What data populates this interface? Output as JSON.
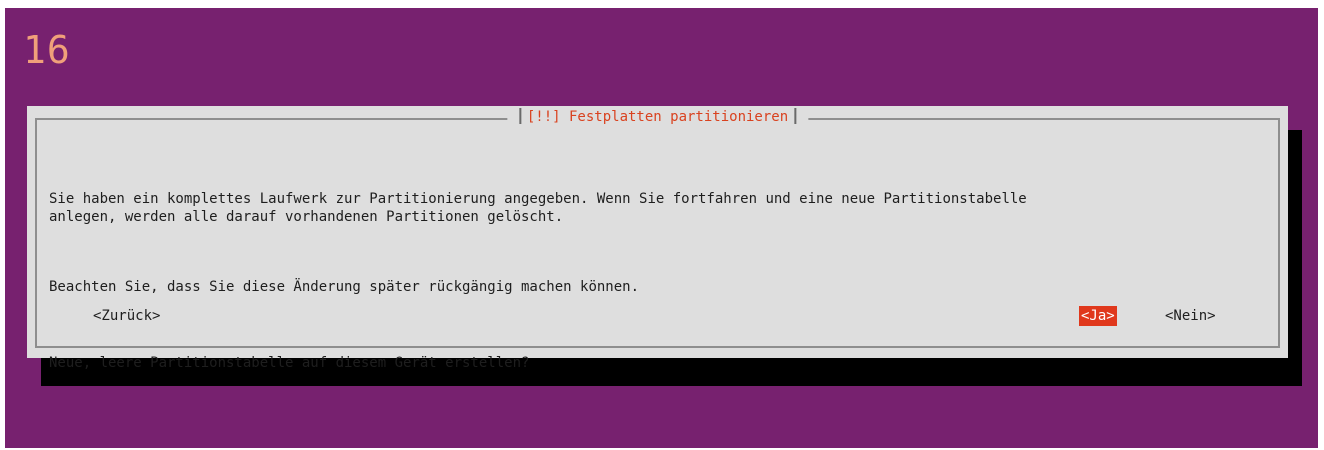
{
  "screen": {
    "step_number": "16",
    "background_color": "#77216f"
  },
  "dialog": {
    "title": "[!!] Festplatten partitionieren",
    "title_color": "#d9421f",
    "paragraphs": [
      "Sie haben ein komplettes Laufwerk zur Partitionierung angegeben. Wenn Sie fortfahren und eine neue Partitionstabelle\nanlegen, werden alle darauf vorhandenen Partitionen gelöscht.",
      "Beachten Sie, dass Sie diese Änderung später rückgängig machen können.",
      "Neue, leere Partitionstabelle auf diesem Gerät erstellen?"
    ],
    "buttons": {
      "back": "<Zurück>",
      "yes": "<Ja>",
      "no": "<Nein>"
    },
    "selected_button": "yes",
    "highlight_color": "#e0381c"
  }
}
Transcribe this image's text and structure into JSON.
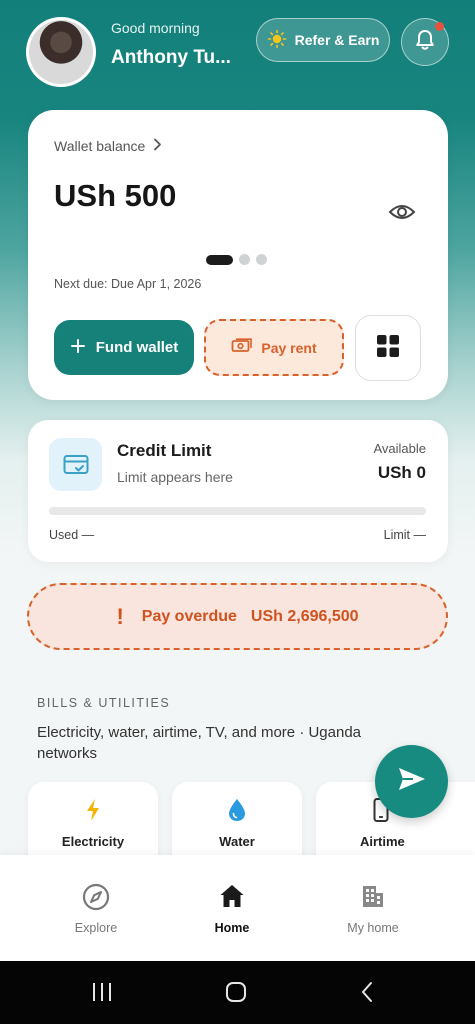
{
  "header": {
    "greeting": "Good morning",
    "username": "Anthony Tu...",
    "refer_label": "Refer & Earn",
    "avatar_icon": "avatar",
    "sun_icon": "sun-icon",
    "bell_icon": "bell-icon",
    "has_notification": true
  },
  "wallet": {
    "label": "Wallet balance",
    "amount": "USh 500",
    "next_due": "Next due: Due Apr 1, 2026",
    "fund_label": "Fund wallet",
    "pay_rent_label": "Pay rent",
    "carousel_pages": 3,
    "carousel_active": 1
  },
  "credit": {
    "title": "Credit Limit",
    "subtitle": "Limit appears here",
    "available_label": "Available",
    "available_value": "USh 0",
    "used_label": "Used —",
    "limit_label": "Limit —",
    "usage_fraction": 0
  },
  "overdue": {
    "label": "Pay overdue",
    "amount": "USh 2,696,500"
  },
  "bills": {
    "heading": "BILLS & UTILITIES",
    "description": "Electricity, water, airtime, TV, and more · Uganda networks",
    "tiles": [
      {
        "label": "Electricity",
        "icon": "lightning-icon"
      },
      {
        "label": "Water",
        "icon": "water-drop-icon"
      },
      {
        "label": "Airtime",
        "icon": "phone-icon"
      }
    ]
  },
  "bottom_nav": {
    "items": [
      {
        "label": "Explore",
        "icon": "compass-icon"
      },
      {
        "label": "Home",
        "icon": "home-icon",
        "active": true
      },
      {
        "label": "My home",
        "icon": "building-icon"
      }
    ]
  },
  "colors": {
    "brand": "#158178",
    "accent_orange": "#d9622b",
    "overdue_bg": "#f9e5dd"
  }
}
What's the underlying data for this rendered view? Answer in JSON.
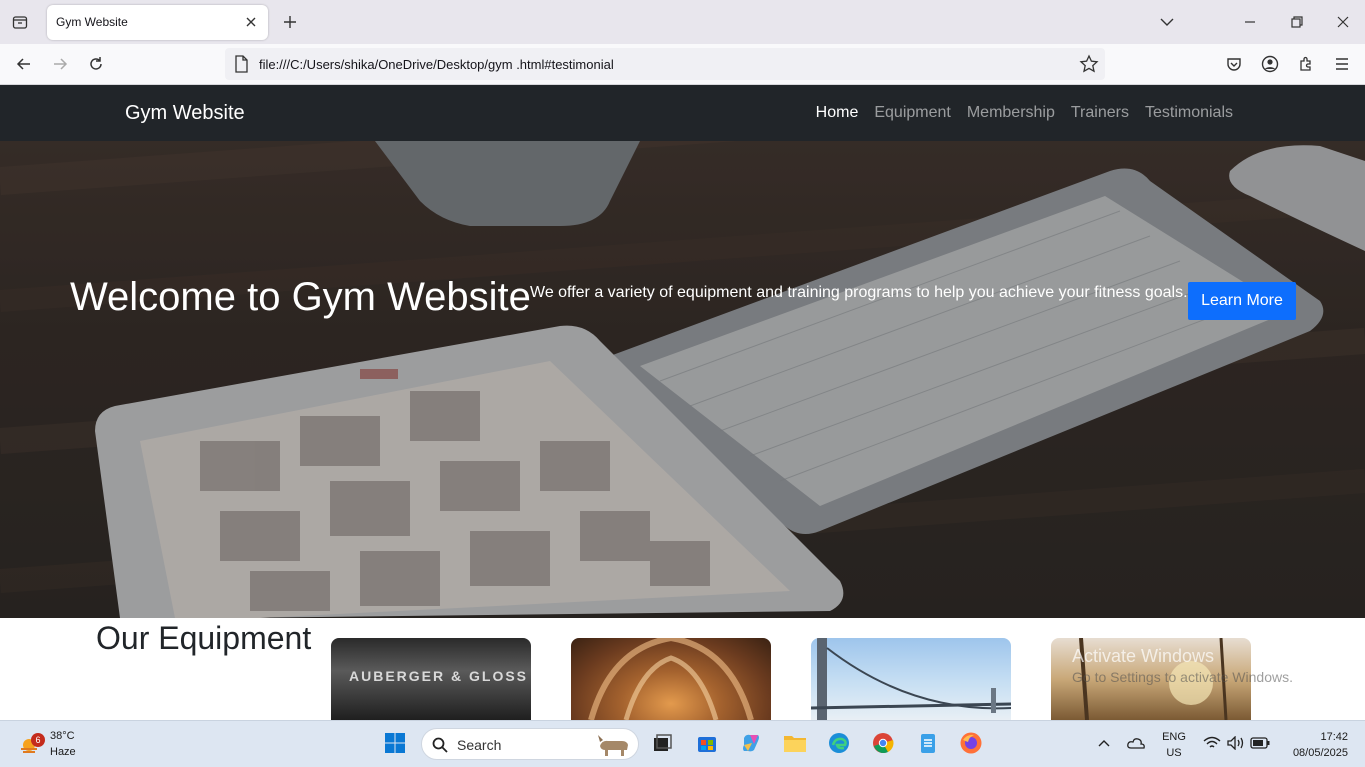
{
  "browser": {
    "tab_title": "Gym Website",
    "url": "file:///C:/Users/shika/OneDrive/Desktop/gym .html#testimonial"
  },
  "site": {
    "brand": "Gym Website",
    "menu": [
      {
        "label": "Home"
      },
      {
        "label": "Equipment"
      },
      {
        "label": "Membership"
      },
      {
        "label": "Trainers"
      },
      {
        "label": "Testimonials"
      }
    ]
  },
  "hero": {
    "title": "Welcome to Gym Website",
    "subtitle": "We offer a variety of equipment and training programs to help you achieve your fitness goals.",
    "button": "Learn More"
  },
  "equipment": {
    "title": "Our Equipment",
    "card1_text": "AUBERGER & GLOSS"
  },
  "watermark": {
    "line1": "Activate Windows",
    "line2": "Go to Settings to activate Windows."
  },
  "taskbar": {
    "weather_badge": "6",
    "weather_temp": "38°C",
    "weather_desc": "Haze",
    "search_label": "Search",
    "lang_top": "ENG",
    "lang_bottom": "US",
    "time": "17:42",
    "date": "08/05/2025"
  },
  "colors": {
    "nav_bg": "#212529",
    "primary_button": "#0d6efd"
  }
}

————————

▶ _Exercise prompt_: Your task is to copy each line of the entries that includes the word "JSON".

▶ _Output below_:
What data populates this interface? Output as JSON.
Transcribe this image's text and structure into JSON.
What's the underlying data for this rendered view? Answer in JSON.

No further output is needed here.